[Component data from apps and pages]
# # # #

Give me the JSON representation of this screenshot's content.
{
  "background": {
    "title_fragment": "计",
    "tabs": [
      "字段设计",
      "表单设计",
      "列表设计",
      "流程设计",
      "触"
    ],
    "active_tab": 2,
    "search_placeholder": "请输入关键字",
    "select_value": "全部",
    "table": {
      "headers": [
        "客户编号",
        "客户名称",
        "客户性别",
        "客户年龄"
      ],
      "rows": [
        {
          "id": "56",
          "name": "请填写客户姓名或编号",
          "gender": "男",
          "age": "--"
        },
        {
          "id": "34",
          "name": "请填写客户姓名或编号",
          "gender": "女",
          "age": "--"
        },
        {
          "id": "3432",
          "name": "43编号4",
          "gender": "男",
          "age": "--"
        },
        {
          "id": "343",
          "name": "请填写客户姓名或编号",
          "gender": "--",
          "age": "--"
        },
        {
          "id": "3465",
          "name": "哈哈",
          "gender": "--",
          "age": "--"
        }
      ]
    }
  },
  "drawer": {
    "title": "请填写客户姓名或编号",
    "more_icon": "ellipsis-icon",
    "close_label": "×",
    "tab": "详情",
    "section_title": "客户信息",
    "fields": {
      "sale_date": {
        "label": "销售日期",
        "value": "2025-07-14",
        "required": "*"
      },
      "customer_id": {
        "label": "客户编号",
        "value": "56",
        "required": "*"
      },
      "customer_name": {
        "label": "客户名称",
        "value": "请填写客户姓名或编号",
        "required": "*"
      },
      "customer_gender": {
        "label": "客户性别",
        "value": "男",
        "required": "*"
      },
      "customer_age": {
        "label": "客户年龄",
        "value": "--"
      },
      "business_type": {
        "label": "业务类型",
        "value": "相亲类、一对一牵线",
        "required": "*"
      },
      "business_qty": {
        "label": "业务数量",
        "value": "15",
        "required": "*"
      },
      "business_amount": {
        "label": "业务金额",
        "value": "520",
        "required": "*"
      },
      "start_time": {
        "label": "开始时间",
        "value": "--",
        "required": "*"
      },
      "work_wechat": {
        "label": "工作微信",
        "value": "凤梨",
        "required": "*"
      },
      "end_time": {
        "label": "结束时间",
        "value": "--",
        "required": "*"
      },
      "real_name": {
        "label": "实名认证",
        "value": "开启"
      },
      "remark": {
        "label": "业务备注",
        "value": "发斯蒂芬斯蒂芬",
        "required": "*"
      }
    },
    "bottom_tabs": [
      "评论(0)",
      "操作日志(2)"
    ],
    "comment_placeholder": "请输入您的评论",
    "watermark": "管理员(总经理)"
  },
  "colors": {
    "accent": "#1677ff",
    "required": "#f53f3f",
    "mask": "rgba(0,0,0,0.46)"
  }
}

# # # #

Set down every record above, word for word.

Give me the JSON representation of this screenshot's content.
{
  "background": {
    "title_fragment": "计",
    "tabs": [
      "字段设计",
      "表单设计",
      "列表设计",
      "流程设计",
      "触"
    ],
    "active_tab": 2,
    "search_placeholder": "请输入关键字",
    "select_value": "全部",
    "table": {
      "headers": [
        "客户编号",
        "客户名称",
        "客户性别",
        "客户年龄"
      ],
      "rows": [
        {
          "id": "56",
          "name": "请填写客户姓名或编号",
          "gender": "男",
          "age": "--"
        },
        {
          "id": "34",
          "name": "请填写客户姓名或编号",
          "gender": "女",
          "age": "--"
        },
        {
          "id": "3432",
          "name": "43编号4",
          "gender": "男",
          "age": "--"
        },
        {
          "id": "343",
          "name": "请填写客户姓名或编号",
          "gender": "--",
          "age": "--"
        },
        {
          "id": "3465",
          "name": "哈哈",
          "gender": "--",
          "age": "--"
        }
      ]
    }
  },
  "drawer": {
    "title": "请填写客户姓名或编号",
    "more_icon": "ellipsis-icon",
    "close_label": "×",
    "tab": "详情",
    "section_title": "客户信息",
    "fields": {
      "sale_date": {
        "label": "销售日期",
        "value": "2025-07-14",
        "required": "*"
      },
      "customer_id": {
        "label": "客户编号",
        "value": "56",
        "required": "*"
      },
      "customer_name": {
        "label": "客户名称",
        "value": "请填写客户姓名或编号",
        "required": "*"
      },
      "customer_gender": {
        "label": "客户性别",
        "value": "男",
        "required": "*"
      },
      "customer_age": {
        "label": "客户年龄",
        "value": "--"
      },
      "business_type": {
        "label": "业务类型",
        "value": "相亲类、一对一牵线",
        "required": "*"
      },
      "business_qty": {
        "label": "业务数量",
        "value": "15",
        "required": "*"
      },
      "business_amount": {
        "label": "业务金额",
        "value": "520",
        "required": "*"
      },
      "start_time": {
        "label": "开始时间",
        "value": "--",
        "required": "*"
      },
      "work_wechat": {
        "label": "工作微信",
        "value": "凤梨",
        "required": "*"
      },
      "end_time": {
        "label": "结束时间",
        "value": "--",
        "required": "*"
      },
      "real_name": {
        "label": "实名认证",
        "value": "开启"
      },
      "remark": {
        "label": "业务备注",
        "value": "发斯蒂芬斯蒂芬",
        "required": "*"
      }
    },
    "bottom_tabs": [
      "评论(0)",
      "操作日志(2)"
    ],
    "comment_placeholder": "请输入您的评论",
    "watermark": "管理员(总经理)"
  },
  "colors": {
    "accent": "#1677ff",
    "required": "#f53f3f",
    "mask": "rgba(0,0,0,0.46)"
  }
}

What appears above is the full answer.